Born (1931-05-04)May 4, 1931[1]
Seoul, South Korea
Died May 13, 1992(1992-05-13) (aged 61) [2]
New Brunswick, New Jersey

Dawon Kahng (May 4, 1931 – May 13, 1992) was a Korean-American electrical engineer known for his work at Solid-State Electronics.

Dawon was born on May 4, 1931 in Seoul, South Korea. He studied Physics at Seoul National University, Seoul, South Korea, and emigrated to the United States in 1955 to attend Ohio State University, where he received a doctorate in physics.
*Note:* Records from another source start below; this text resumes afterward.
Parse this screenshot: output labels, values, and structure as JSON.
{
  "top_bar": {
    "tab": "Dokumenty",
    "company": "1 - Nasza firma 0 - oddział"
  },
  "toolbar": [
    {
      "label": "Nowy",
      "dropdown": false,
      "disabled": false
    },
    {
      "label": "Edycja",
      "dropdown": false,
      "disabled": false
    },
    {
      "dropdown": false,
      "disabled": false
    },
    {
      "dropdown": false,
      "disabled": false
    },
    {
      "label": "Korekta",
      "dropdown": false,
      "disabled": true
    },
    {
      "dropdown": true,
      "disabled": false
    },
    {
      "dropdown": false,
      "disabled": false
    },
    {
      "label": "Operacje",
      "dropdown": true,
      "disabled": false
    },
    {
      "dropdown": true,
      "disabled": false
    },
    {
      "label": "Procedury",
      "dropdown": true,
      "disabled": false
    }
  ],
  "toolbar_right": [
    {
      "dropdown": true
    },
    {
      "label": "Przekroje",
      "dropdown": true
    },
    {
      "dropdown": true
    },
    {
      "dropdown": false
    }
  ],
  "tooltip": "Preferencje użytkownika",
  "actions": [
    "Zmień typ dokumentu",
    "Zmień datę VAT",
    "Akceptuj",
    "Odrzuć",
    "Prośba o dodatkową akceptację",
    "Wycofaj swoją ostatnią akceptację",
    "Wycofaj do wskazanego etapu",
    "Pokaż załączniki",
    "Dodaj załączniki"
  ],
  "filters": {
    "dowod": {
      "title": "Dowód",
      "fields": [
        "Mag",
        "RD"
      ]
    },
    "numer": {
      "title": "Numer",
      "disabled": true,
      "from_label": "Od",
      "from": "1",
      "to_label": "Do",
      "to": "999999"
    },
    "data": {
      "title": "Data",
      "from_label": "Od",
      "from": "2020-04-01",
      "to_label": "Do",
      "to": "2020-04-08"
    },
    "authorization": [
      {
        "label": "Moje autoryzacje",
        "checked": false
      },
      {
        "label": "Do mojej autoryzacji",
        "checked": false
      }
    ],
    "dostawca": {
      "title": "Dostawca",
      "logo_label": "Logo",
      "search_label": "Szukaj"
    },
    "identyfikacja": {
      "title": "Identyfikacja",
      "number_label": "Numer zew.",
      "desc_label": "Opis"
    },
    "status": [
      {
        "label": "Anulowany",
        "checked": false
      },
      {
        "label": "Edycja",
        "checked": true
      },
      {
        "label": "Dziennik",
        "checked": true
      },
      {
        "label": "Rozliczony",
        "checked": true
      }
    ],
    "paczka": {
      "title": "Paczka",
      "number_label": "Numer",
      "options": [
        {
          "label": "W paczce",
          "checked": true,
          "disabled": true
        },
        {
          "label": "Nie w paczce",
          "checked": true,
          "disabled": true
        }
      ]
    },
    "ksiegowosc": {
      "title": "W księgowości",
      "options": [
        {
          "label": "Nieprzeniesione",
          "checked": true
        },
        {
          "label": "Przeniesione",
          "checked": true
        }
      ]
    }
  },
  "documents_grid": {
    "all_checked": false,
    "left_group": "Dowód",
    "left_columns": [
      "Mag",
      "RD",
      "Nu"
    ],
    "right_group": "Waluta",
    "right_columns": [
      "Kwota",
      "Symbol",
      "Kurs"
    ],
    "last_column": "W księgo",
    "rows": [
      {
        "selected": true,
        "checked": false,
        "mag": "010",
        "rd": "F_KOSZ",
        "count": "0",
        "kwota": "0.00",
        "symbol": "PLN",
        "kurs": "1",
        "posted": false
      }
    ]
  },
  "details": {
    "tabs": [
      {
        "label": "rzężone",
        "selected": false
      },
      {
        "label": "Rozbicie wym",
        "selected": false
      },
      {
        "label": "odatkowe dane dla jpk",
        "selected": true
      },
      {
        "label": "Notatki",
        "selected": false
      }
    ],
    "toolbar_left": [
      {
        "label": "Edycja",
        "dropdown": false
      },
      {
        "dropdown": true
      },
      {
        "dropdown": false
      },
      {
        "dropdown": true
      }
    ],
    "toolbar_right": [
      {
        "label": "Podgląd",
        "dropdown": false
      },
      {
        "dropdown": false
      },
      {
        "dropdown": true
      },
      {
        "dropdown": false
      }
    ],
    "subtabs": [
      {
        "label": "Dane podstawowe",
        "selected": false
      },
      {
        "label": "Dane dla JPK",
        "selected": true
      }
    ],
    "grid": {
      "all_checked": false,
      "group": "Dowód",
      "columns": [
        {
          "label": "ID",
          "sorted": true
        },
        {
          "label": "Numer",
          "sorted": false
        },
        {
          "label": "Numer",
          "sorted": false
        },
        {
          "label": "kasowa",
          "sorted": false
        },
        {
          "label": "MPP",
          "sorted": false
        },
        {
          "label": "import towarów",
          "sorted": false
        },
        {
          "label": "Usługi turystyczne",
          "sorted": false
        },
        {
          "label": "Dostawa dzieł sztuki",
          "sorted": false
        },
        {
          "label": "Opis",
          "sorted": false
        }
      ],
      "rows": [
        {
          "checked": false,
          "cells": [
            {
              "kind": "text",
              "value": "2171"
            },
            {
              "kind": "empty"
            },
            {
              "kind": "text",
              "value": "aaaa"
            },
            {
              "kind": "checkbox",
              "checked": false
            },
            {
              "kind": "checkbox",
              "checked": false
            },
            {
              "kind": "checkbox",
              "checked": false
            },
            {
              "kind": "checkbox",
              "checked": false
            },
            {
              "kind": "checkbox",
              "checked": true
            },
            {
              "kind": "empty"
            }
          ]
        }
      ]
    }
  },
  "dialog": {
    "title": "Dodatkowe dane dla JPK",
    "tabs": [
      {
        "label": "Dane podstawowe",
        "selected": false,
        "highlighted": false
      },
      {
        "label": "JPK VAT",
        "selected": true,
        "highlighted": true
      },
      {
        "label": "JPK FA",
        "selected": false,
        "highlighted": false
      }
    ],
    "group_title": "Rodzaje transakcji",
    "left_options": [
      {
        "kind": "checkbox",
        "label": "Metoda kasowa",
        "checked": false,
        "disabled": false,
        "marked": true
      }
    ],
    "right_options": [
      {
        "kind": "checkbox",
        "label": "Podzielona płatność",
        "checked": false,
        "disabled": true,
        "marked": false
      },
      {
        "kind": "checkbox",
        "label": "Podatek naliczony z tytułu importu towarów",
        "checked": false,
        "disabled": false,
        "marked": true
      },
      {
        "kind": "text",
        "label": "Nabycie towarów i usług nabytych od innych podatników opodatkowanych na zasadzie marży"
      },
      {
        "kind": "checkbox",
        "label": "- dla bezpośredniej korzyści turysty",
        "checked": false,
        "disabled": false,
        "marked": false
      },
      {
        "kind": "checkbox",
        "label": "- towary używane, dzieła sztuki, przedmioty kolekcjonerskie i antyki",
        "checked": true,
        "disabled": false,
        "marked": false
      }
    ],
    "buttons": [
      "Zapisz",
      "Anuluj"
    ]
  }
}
He was a researcher at Bell Telephone Laboratories in Murray Hill, New Jersey and he invented MOSFET (Metal Oxide Semiconductor Field-Effect Transistor), which is the basic element in most of today's electronic equipment, with Martin M Atalla in 1959.[3] Along with his colleague Simon Sze, he also invented the floating gate memory cell, the foundation for many forms of semiconductor memory devices. He also conducted research on high frequency Schottky diodes, ferro-electric semiconductors, and luminous materials, and made important contributions to the field of electroluminescence. He also invented Floating Gate non-volatile semiconductor memory in 1967.

After retiring from Bell Laboratories, he became the founding president of the NEC Research Institute in New Jersey. He was a fellow of the IEEE and a fellow of the Bell Laboratories. He was also a recipient of the Stuart Ballantine Medal of the Franklin Institute and the Distinguished Alummus Award of the Ohio State University College of Engineering. He died of complications following emergency surgery for a ruptured aortic aneurysm in 1992.[4]